[Entries supplied]:

***

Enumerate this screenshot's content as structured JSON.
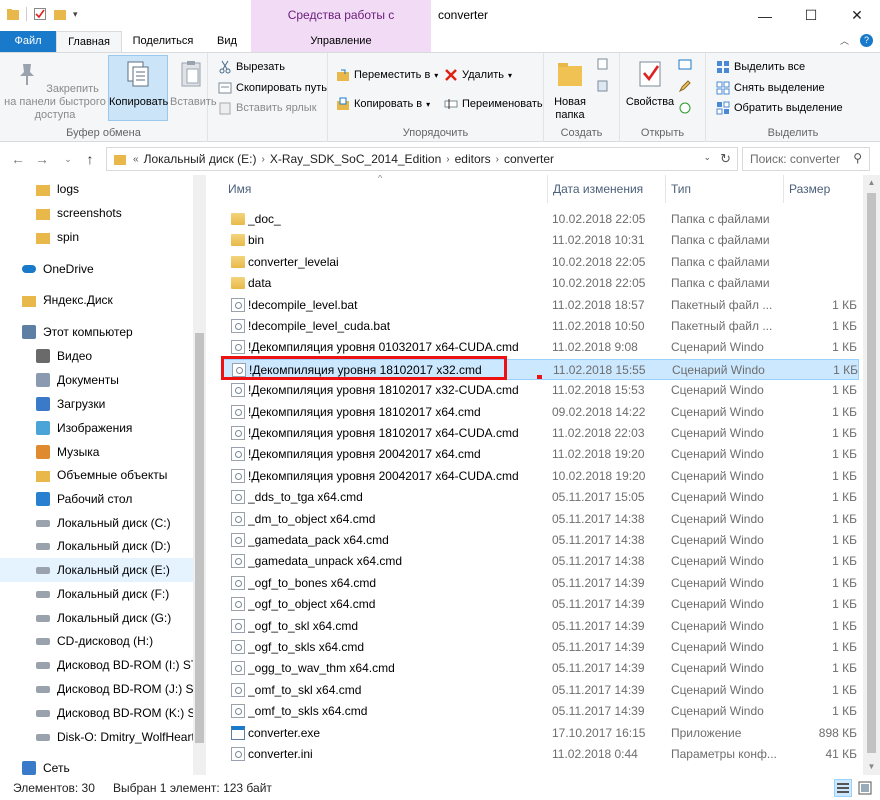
{
  "window": {
    "title": "converter",
    "context_tab_title": "Средства работы с приложениями",
    "controls": [
      "—",
      "☐",
      "✕"
    ]
  },
  "tabs": {
    "file": "Файл",
    "home": "Главная",
    "share": "Поделиться",
    "view": "Вид",
    "manage": "Управление"
  },
  "ribbon": {
    "clipboard": {
      "label": "Буфер обмена",
      "pin": "Закрепить на панели быстрого доступа",
      "copy": "Копировать",
      "paste": "Вставить",
      "cut": "Вырезать",
      "copy_path": "Скопировать путь",
      "paste_shortcut": "Вставить ярлык"
    },
    "organize": {
      "label": "Упорядочить",
      "move_to": "Переместить в",
      "copy_to": "Копировать в",
      "delete": "Удалить",
      "rename": "Переименовать"
    },
    "new": {
      "label": "Создать",
      "new_folder": "Новая папка"
    },
    "open": {
      "label": "Открыть",
      "properties": "Свойства"
    },
    "select": {
      "label": "Выделить",
      "select_all": "Выделить все",
      "select_none": "Снять выделение",
      "invert": "Обратить выделение"
    }
  },
  "address": {
    "prefix": "«",
    "crumbs": [
      "Локальный диск (E:)",
      "X-Ray_SDK_SoC_2014_Edition",
      "editors",
      "converter"
    ],
    "search_placeholder": "Поиск: converter"
  },
  "nav_pane": [
    {
      "label": "logs",
      "icon": "folder-icon"
    },
    {
      "label": "screenshots",
      "icon": "folder-icon"
    },
    {
      "label": "spin",
      "icon": "folder-icon"
    },
    {
      "label": "OneDrive",
      "icon": "cloud-icon"
    },
    {
      "label": "Яндекс.Диск",
      "icon": "folder-icon"
    },
    {
      "label": "Этот компьютер",
      "icon": "computer-icon"
    },
    {
      "label": "Видео",
      "icon": "video-icon"
    },
    {
      "label": "Документы",
      "icon": "documents-icon"
    },
    {
      "label": "Загрузки",
      "icon": "downloads-icon"
    },
    {
      "label": "Изображения",
      "icon": "pictures-icon"
    },
    {
      "label": "Музыка",
      "icon": "music-icon"
    },
    {
      "label": "Объемные объекты",
      "icon": "3d-objects-icon"
    },
    {
      "label": "Рабочий стол",
      "icon": "desktop-icon"
    },
    {
      "label": "Локальный диск (C:)",
      "icon": "drive-icon"
    },
    {
      "label": "Локальный диск (D:)",
      "icon": "drive-icon"
    },
    {
      "label": "Локальный диск (E:)",
      "icon": "drive-icon"
    },
    {
      "label": "Локальный диск (F:)",
      "icon": "drive-icon"
    },
    {
      "label": "Локальный диск (G:)",
      "icon": "drive-icon"
    },
    {
      "label": "CD-дисковод (H:)",
      "icon": "cd-drive-icon"
    },
    {
      "label": "Дисковод BD-ROM (I:) STA",
      "icon": "bd-drive-icon"
    },
    {
      "label": "Дисковод BD-ROM (J:) STA",
      "icon": "bd-drive-icon"
    },
    {
      "label": "Дисковод BD-ROM (K:) ST",
      "icon": "bd-drive-icon"
    },
    {
      "label": "Disk-O: Dmitry_WolfHeart(",
      "icon": "cloud-drive-icon"
    },
    {
      "label": "Сеть",
      "icon": "network-icon"
    }
  ],
  "columns": {
    "name": "Имя",
    "date": "Дата изменения",
    "type": "Тип",
    "size": "Размер"
  },
  "files": [
    {
      "name": "_doc_",
      "date": "10.02.2018 22:05",
      "type": "Папка с файлами",
      "size": "",
      "icon": "folder-icon"
    },
    {
      "name": "bin",
      "date": "11.02.2018 10:31",
      "type": "Папка с файлами",
      "size": "",
      "icon": "folder-icon"
    },
    {
      "name": "converter_levelai",
      "date": "10.02.2018 22:05",
      "type": "Папка с файлами",
      "size": "",
      "icon": "folder-icon"
    },
    {
      "name": "data",
      "date": "10.02.2018 22:05",
      "type": "Папка с файлами",
      "size": "",
      "icon": "folder-icon"
    },
    {
      "name": "!decompile_level.bat",
      "date": "11.02.2018 18:57",
      "type": "Пакетный файл ...",
      "size": "1 КБ",
      "icon": "batch-file-icon"
    },
    {
      "name": "!decompile_level_cuda.bat",
      "date": "11.02.2018 10:50",
      "type": "Пакетный файл ...",
      "size": "1 КБ",
      "icon": "batch-file-icon"
    },
    {
      "name": "!Декомпиляция уровня 01032017 x64-CUDA.cmd",
      "date": "11.02.2018 9:08",
      "type": "Сценарий Windo",
      "size": "1 КБ",
      "icon": "script-file-icon"
    },
    {
      "name": "!Декомпиляция уровня 18102017 x32.cmd",
      "date": "11.02.2018 15:55",
      "type": "Сценарий Windo",
      "size": "1 КБ",
      "icon": "script-file-icon",
      "selected": true
    },
    {
      "name": "!Декомпиляция уровня 18102017 x32-CUDA.cmd",
      "date": "11.02.2018 15:53",
      "type": "Сценарий Windo",
      "size": "1 КБ",
      "icon": "script-file-icon"
    },
    {
      "name": "!Декомпиляция уровня 18102017 x64.cmd",
      "date": "09.02.2018 14:22",
      "type": "Сценарий Windo",
      "size": "1 КБ",
      "icon": "script-file-icon"
    },
    {
      "name": "!Декомпиляция уровня 18102017 x64-CUDA.cmd",
      "date": "11.02.2018 22:03",
      "type": "Сценарий Windo",
      "size": "1 КБ",
      "icon": "script-file-icon"
    },
    {
      "name": "!Декомпиляция уровня 20042017 x64.cmd",
      "date": "11.02.2018 19:20",
      "type": "Сценарий Windo",
      "size": "1 КБ",
      "icon": "script-file-icon"
    },
    {
      "name": "!Декомпиляция уровня 20042017 x64-CUDA.cmd",
      "date": "10.02.2018 19:20",
      "type": "Сценарий Windo",
      "size": "1 КБ",
      "icon": "script-file-icon"
    },
    {
      "name": "_dds_to_tga x64.cmd",
      "date": "05.11.2017 15:05",
      "type": "Сценарий Windo",
      "size": "1 КБ",
      "icon": "script-file-icon"
    },
    {
      "name": "_dm_to_object  x64.cmd",
      "date": "05.11.2017 14:38",
      "type": "Сценарий Windo",
      "size": "1 КБ",
      "icon": "script-file-icon"
    },
    {
      "name": "_gamedata_pack  x64.cmd",
      "date": "05.11.2017 14:38",
      "type": "Сценарий Windo",
      "size": "1 КБ",
      "icon": "script-file-icon"
    },
    {
      "name": "_gamedata_unpack  x64.cmd",
      "date": "05.11.2017 14:38",
      "type": "Сценарий Windo",
      "size": "1 КБ",
      "icon": "script-file-icon"
    },
    {
      "name": "_ogf_to_bones x64.cmd",
      "date": "05.11.2017 14:39",
      "type": "Сценарий Windo",
      "size": "1 КБ",
      "icon": "script-file-icon"
    },
    {
      "name": "_ogf_to_object  x64.cmd",
      "date": "05.11.2017 14:39",
      "type": "Сценарий Windo",
      "size": "1 КБ",
      "icon": "script-file-icon"
    },
    {
      "name": "_ogf_to_skl  x64.cmd",
      "date": "05.11.2017 14:39",
      "type": "Сценарий Windo",
      "size": "1 КБ",
      "icon": "script-file-icon"
    },
    {
      "name": "_ogf_to_skls  x64.cmd",
      "date": "05.11.2017 14:39",
      "type": "Сценарий Windo",
      "size": "1 КБ",
      "icon": "script-file-icon"
    },
    {
      "name": "_ogg_to_wav_thm x64.cmd",
      "date": "05.11.2017 14:39",
      "type": "Сценарий Windo",
      "size": "1 КБ",
      "icon": "script-file-icon"
    },
    {
      "name": "_omf_to_skl  x64.cmd",
      "date": "05.11.2017 14:39",
      "type": "Сценарий Windo",
      "size": "1 КБ",
      "icon": "script-file-icon"
    },
    {
      "name": "_omf_to_skls  x64.cmd",
      "date": "05.11.2017 14:39",
      "type": "Сценарий Windo",
      "size": "1 КБ",
      "icon": "script-file-icon"
    },
    {
      "name": "converter.exe",
      "date": "17.10.2017 16:15",
      "type": "Приложение",
      "size": "898 КБ",
      "icon": "exe-file-icon"
    },
    {
      "name": "converter.ini",
      "date": "11.02.2018 0:44",
      "type": "Параметры конф...",
      "size": "41 КБ",
      "icon": "ini-file-icon"
    }
  ],
  "status": {
    "items_count": "Элементов: 30",
    "selection": "Выбран 1 элемент: 123 байт"
  },
  "colors": {
    "file_tab": "#1979ca",
    "context_tab": "#f2dcf5",
    "selected_row": "#cce8ff",
    "highlight_box": "#e11111"
  }
}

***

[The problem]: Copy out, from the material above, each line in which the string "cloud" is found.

[Solved problem]:
      "icon": "cloud-icon"
      "icon": "cloud-drive-icon"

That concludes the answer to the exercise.